Our main keynote speaker from RSD3, the illustrious Dr. Ranulph Glanville, passed away last week, after a brief stay in hospital following a rapid turn in his cancer journey. Ranulph was a first-generation systems thinker, an architect, designer, and holder of two doctorates. He was very active in the cybernetics community, the 5-year term President of the American Society for Cybernetics and a lifelong researcher and brilliant raconteur in the scholarly worlds he participated in. Ranulph wrote at least 170 published papers, and was a significant influence on the new generation of systems and cybernetics scholars. His posted CV is informative and points to the breadth of his work.
While Ranulph’s Wikipedia entry looks impressive at first glance, it is woefully incomplete and sparse. We encourage his colleagues to update the page with known facts, and objective “Wikipedia-acceptable” stories. Ranulph was quite the live orator, and these summaries do not share links or references to his lectures and influential presentations.

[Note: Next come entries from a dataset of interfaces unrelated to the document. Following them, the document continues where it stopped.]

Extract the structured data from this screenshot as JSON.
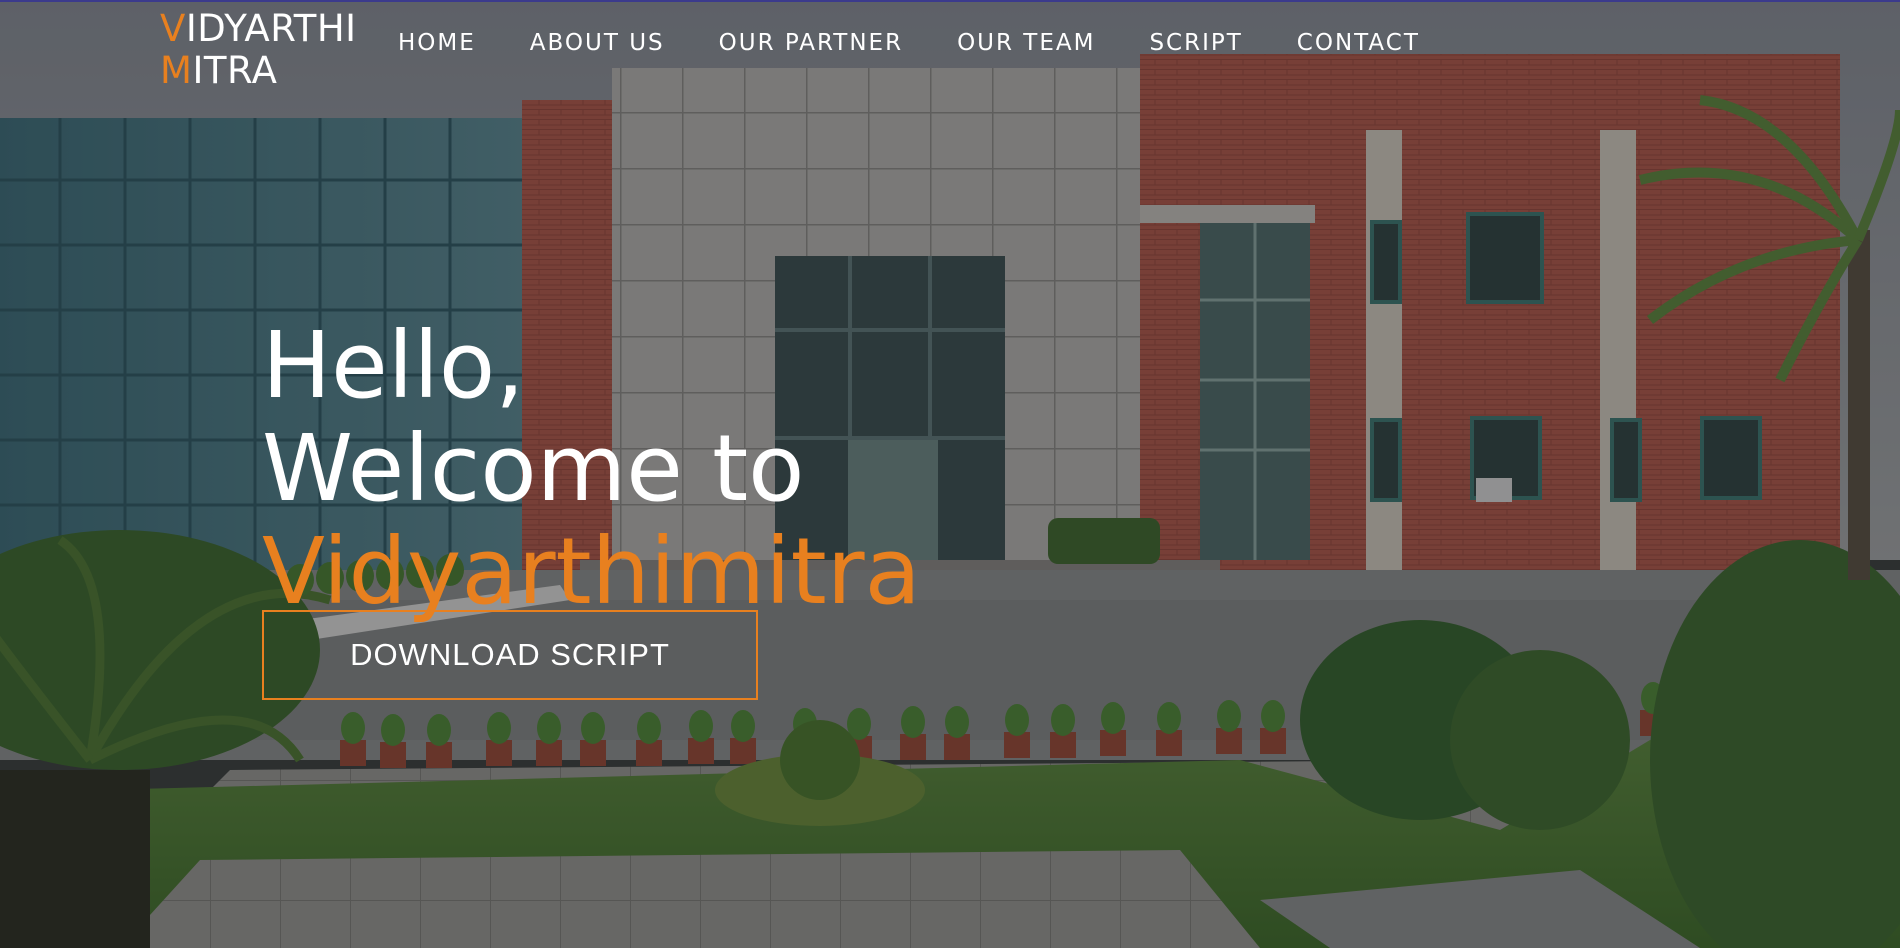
{
  "brand": {
    "line1_initial": "V",
    "line1_rest": "IDYARTHI",
    "line2_initial": "M",
    "line2_rest": "ITRA",
    "accent_color": "#e8801f"
  },
  "nav": {
    "items": [
      {
        "label": "HOME"
      },
      {
        "label": "ABOUT US"
      },
      {
        "label": "OUR PARTNER"
      },
      {
        "label": "OUR TEAM"
      },
      {
        "label": "SCRIPT"
      },
      {
        "label": "CONTACT"
      }
    ]
  },
  "hero": {
    "line1": "Hello,",
    "line2": "Welcome to",
    "line3": "Vidyarthimitra",
    "cta_label": "DOWNLOAD SCRIPT",
    "background": "campus-building-photo"
  }
}
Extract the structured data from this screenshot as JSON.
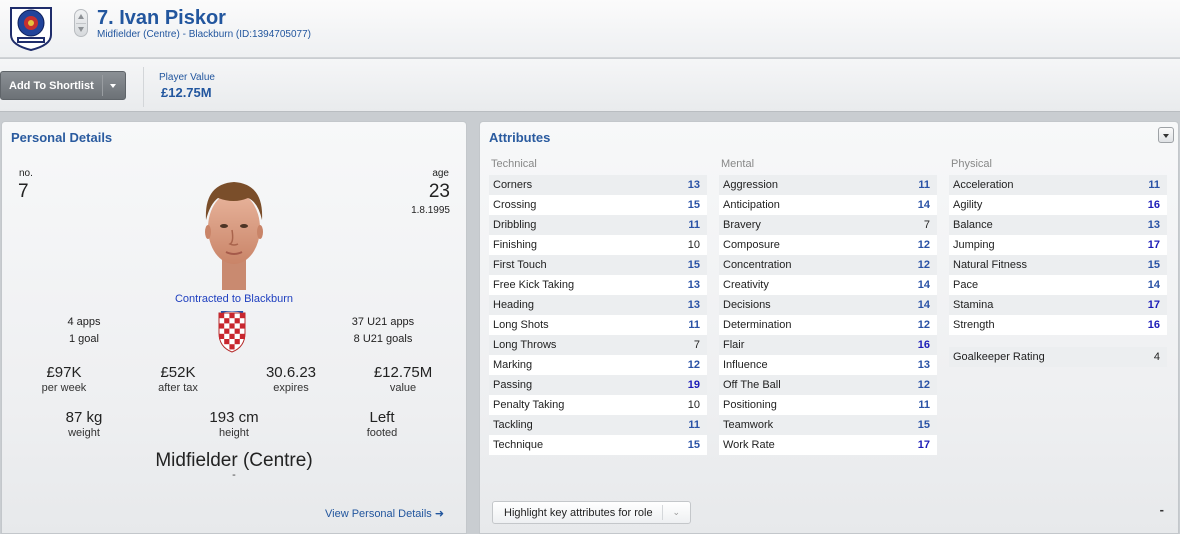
{
  "header": {
    "player_name": "7. Ivan Piskor",
    "subtitle": "Midfielder (Centre) - Blackburn (ID:1394705077)"
  },
  "toolbar": {
    "shortlist_label": "Add To Shortlist",
    "value_label": "Player Value",
    "value_amount": "£12.75M"
  },
  "personal": {
    "title": "Personal Details",
    "no_label": "no.",
    "no_value": "7",
    "age_label": "age",
    "age_value": "23",
    "dob": "1.8.1995",
    "contract": "Contracted to Blackburn",
    "apps": "4 apps",
    "goals": "1 goal",
    "u21_apps": "37 U21 apps",
    "u21_goals": "8 U21 goals",
    "stats": [
      {
        "value": "£97K",
        "label": "per week"
      },
      {
        "value": "£52K",
        "label": "after tax"
      },
      {
        "value": "30.6.23",
        "label": "expires"
      },
      {
        "value": "£12.75M",
        "label": "value"
      }
    ],
    "body": [
      {
        "value": "87 kg",
        "label": "weight"
      },
      {
        "value": "193 cm",
        "label": "height"
      },
      {
        "value": "Left",
        "label": "footed"
      }
    ],
    "position": "Midfielder (Centre)",
    "position_sub": "-",
    "view_link": "View Personal Details ➜"
  },
  "attributes": {
    "title": "Attributes",
    "technical_head": "Technical",
    "mental_head": "Mental",
    "physical_head": "Physical",
    "technical": [
      {
        "name": "Corners",
        "value": "13"
      },
      {
        "name": "Crossing",
        "value": "15"
      },
      {
        "name": "Dribbling",
        "value": "11"
      },
      {
        "name": "Finishing",
        "value": "10"
      },
      {
        "name": "First Touch",
        "value": "15"
      },
      {
        "name": "Free Kick Taking",
        "value": "13"
      },
      {
        "name": "Heading",
        "value": "13"
      },
      {
        "name": "Long Shots",
        "value": "11"
      },
      {
        "name": "Long Throws",
        "value": "7"
      },
      {
        "name": "Marking",
        "value": "12"
      },
      {
        "name": "Passing",
        "value": "19"
      },
      {
        "name": "Penalty Taking",
        "value": "10"
      },
      {
        "name": "Tackling",
        "value": "11"
      },
      {
        "name": "Technique",
        "value": "15"
      }
    ],
    "mental": [
      {
        "name": "Aggression",
        "value": "11"
      },
      {
        "name": "Anticipation",
        "value": "14"
      },
      {
        "name": "Bravery",
        "value": "7"
      },
      {
        "name": "Composure",
        "value": "12"
      },
      {
        "name": "Concentration",
        "value": "12"
      },
      {
        "name": "Creativity",
        "value": "14"
      },
      {
        "name": "Decisions",
        "value": "14"
      },
      {
        "name": "Determination",
        "value": "12"
      },
      {
        "name": "Flair",
        "value": "16"
      },
      {
        "name": "Influence",
        "value": "13"
      },
      {
        "name": "Off The Ball",
        "value": "12"
      },
      {
        "name": "Positioning",
        "value": "11"
      },
      {
        "name": "Teamwork",
        "value": "15"
      },
      {
        "name": "Work Rate",
        "value": "17"
      }
    ],
    "physical": [
      {
        "name": "Acceleration",
        "value": "11"
      },
      {
        "name": "Agility",
        "value": "16"
      },
      {
        "name": "Balance",
        "value": "13"
      },
      {
        "name": "Jumping",
        "value": "17"
      },
      {
        "name": "Natural Fitness",
        "value": "15"
      },
      {
        "name": "Pace",
        "value": "14"
      },
      {
        "name": "Stamina",
        "value": "17"
      },
      {
        "name": "Strength",
        "value": "16"
      }
    ],
    "goalkeeper": {
      "name": "Goalkeeper Rating",
      "value": "4"
    },
    "highlight_select": "Highlight key attributes for role",
    "minus_mark": "-"
  },
  "colors": {
    "accent": "#22569e",
    "attr_blue": "#2a52a6",
    "attr_top": "#1d1db8",
    "contract": "#1f3fbf"
  },
  "icons": {
    "crest": "club-crest-icon",
    "switch": "prev-next-player-icon",
    "flag": "croatia-flag-icon",
    "attr_menu": "chevron-down-icon"
  }
}
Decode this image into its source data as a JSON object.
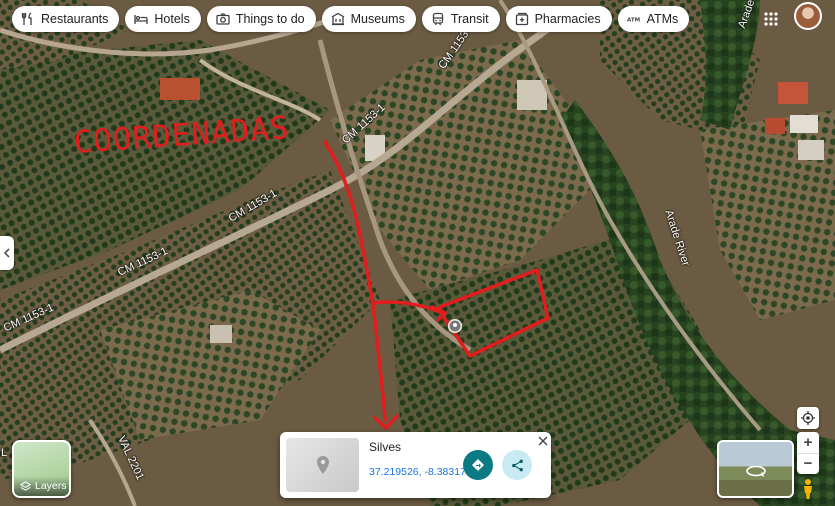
{
  "chips": [
    {
      "icon": "restaurant-icon",
      "label": "Restaurants"
    },
    {
      "icon": "hotel-icon",
      "label": "Hotels"
    },
    {
      "icon": "camera-icon",
      "label": "Things to do"
    },
    {
      "icon": "museum-icon",
      "label": "Museums"
    },
    {
      "icon": "transit-icon",
      "label": "Transit"
    },
    {
      "icon": "pharmacy-icon",
      "label": "Pharmacies"
    },
    {
      "icon": "atm-icon",
      "label": "ATMs"
    }
  ],
  "map_labels": {
    "road_1": "CM 1153-1",
    "road_2": "CM 1153-1",
    "road_3": "CM 1153-1",
    "road_4": "CM 1153-1",
    "road_5": "CM 1153",
    "river": "Arade River",
    "river_top": "Arade",
    "val": "VAL 2201",
    "edge_left": "L"
  },
  "annotation": {
    "handwritten_text": "COORDENADAS",
    "color": "#e21d1d"
  },
  "layers": {
    "label": "Layers"
  },
  "info_card": {
    "place": "Silves",
    "coordinates": "37.219526, -8.383174",
    "directions_color": "#0b7a85",
    "share_color": "#c7eaf3"
  },
  "zoom": {
    "in": "+",
    "out": "−"
  },
  "colors": {
    "chip_bg": "#ffffff",
    "accent_blue": "#1a73e8"
  }
}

I first heard of his passing from Ray Ison, president of the ISSS, who also wrote: “According to his wife Aartje, Ranulph died relatively free of pain and suffering. Over the past year Aartje and Ranulph have faced his fatal illness together, with admirable courage, and as undeterred in their regular day to day life as possible, traveling together, adding an extension to their home, and working tirelessly to support and enrich others.”
Ranulph presented his las major talk as our main keynote at RSD3 in Oslo, October this year – historically rich, colourful, inspirational, intimate and witty. Speaking without a slide deck, he noted, perhaps to school all of us relying on fixed presentations to manage our overly complex talks:
“I think slides are destructive, with their plodding continuity”.
And then held forth on second order cybernetics and the functions of resiliency, and the relationship of design to cybernetics in the history of systems science. A digital audio recording of the keynote recorded by David Forrest is now available, as well the following video posted by Thomas Fischer.